=== Section Start ===
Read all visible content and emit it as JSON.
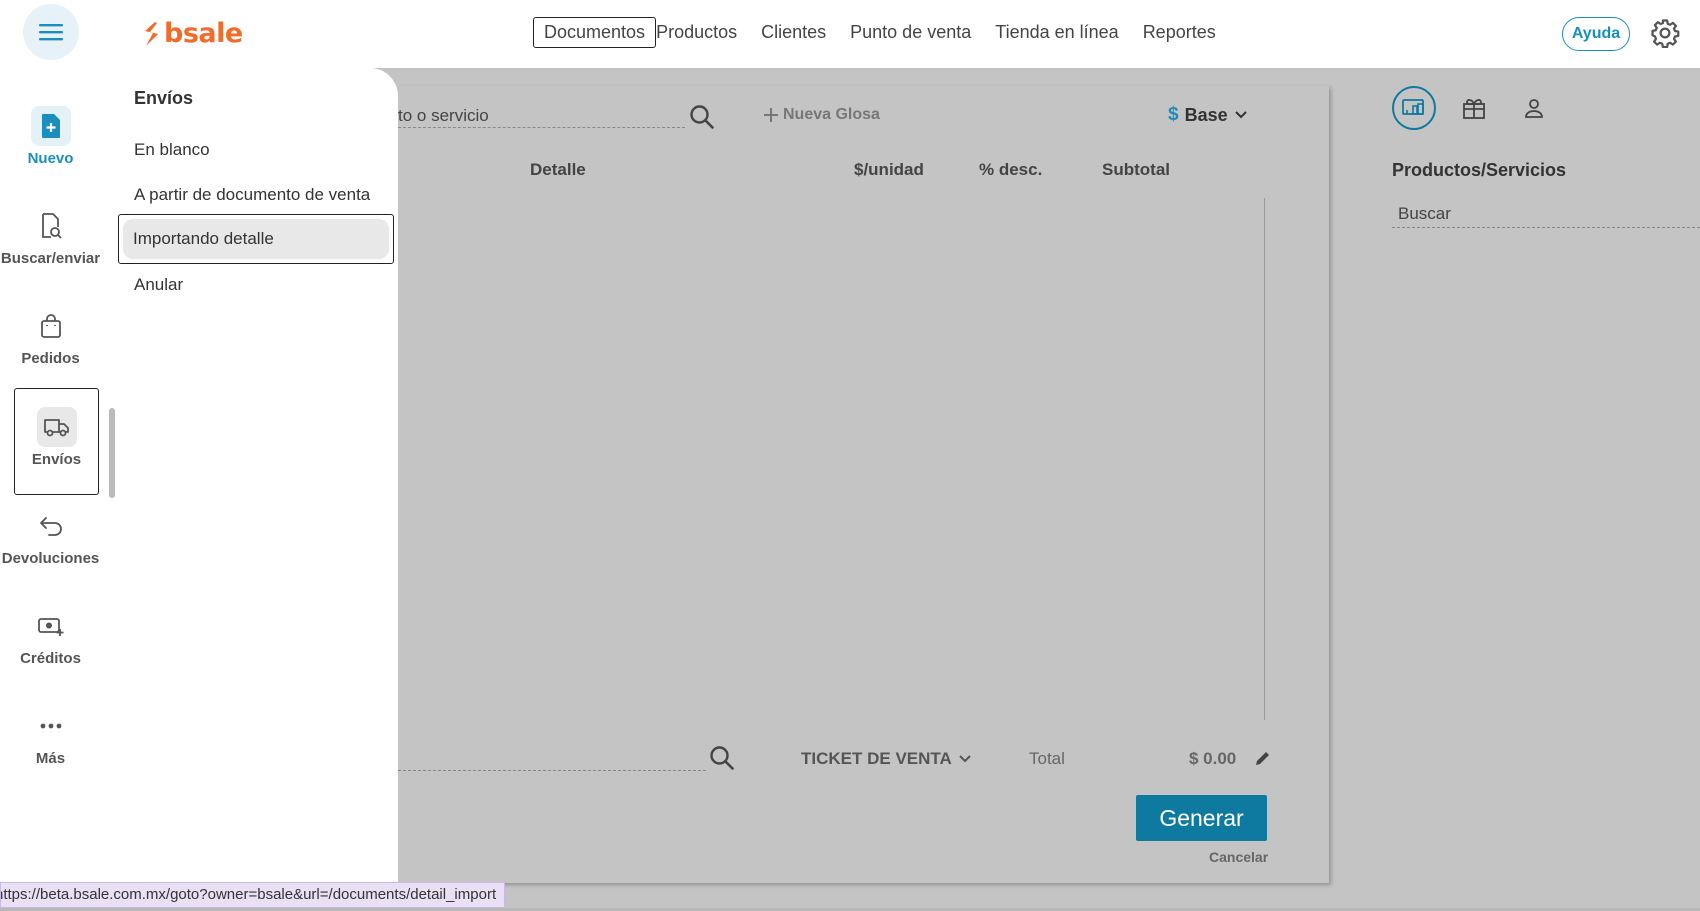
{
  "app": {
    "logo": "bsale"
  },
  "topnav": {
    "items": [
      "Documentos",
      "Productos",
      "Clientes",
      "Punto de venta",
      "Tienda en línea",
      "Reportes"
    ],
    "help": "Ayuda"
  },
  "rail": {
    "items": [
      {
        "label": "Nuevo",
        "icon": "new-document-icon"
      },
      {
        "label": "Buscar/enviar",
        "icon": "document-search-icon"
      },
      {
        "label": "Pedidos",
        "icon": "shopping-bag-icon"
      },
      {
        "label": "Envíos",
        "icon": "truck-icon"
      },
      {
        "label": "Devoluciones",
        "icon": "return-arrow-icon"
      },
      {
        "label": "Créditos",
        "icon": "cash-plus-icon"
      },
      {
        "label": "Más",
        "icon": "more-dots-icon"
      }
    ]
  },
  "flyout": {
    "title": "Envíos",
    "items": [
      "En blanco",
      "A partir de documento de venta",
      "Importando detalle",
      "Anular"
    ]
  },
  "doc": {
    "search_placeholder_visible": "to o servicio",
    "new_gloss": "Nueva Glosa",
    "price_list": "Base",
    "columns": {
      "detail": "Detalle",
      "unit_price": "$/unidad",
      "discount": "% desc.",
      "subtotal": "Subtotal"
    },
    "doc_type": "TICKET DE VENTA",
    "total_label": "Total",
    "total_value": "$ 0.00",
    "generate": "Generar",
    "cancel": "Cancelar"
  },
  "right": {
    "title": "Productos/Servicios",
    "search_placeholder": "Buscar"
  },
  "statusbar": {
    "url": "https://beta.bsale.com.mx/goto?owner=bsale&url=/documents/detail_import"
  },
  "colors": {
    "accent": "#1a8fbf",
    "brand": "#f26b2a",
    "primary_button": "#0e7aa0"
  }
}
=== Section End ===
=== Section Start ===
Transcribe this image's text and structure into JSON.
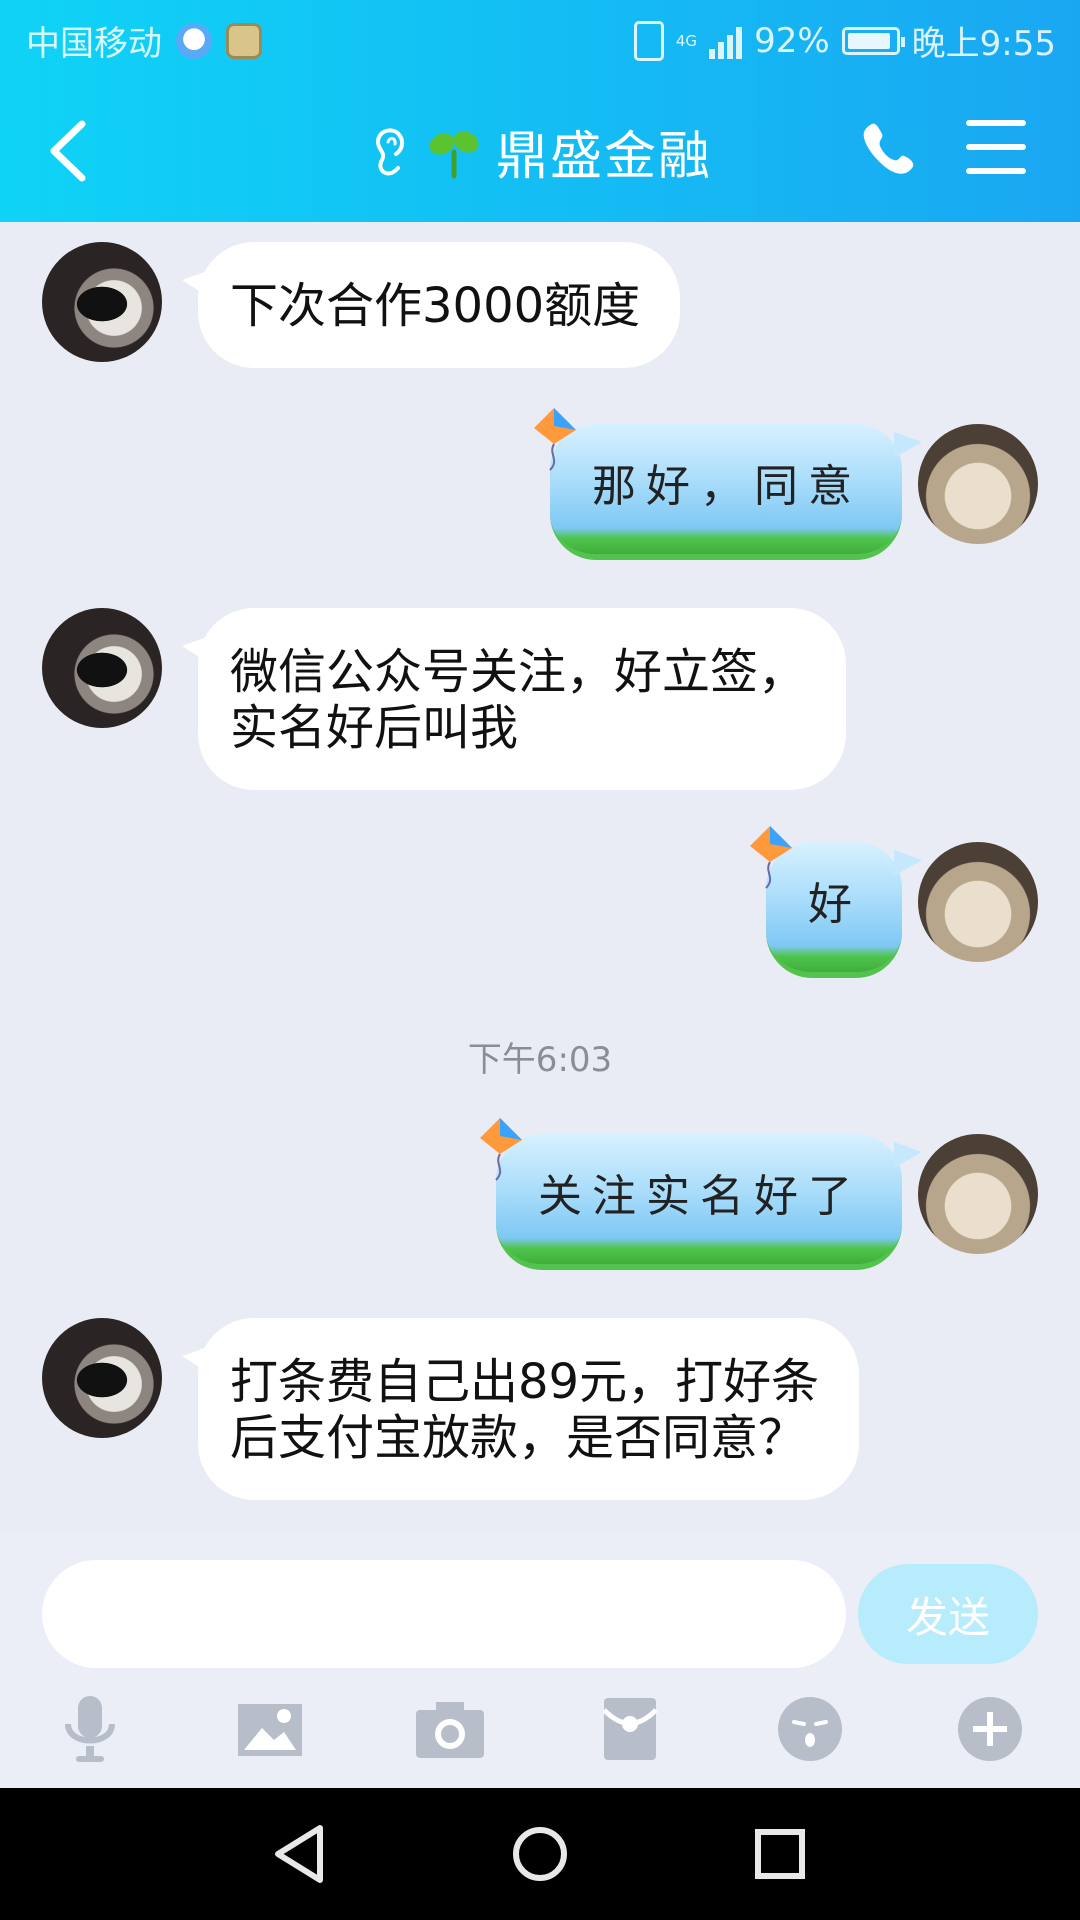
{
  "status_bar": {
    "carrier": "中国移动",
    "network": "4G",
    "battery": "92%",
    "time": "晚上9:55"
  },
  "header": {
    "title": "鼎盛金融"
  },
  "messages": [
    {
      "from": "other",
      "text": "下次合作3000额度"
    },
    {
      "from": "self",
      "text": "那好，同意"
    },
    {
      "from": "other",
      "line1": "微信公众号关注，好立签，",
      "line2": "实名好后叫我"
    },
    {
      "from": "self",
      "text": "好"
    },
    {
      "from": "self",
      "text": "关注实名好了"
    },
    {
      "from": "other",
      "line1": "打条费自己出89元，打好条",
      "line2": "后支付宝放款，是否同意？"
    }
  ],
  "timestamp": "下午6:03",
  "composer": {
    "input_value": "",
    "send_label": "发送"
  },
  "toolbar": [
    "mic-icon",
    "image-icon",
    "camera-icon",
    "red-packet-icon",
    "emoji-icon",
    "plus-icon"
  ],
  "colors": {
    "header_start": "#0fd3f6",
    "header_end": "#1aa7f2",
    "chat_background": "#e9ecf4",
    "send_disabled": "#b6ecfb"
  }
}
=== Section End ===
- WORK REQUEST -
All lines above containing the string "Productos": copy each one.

- RESULT -
      "Productos",
    "title": "Productos/Servicios",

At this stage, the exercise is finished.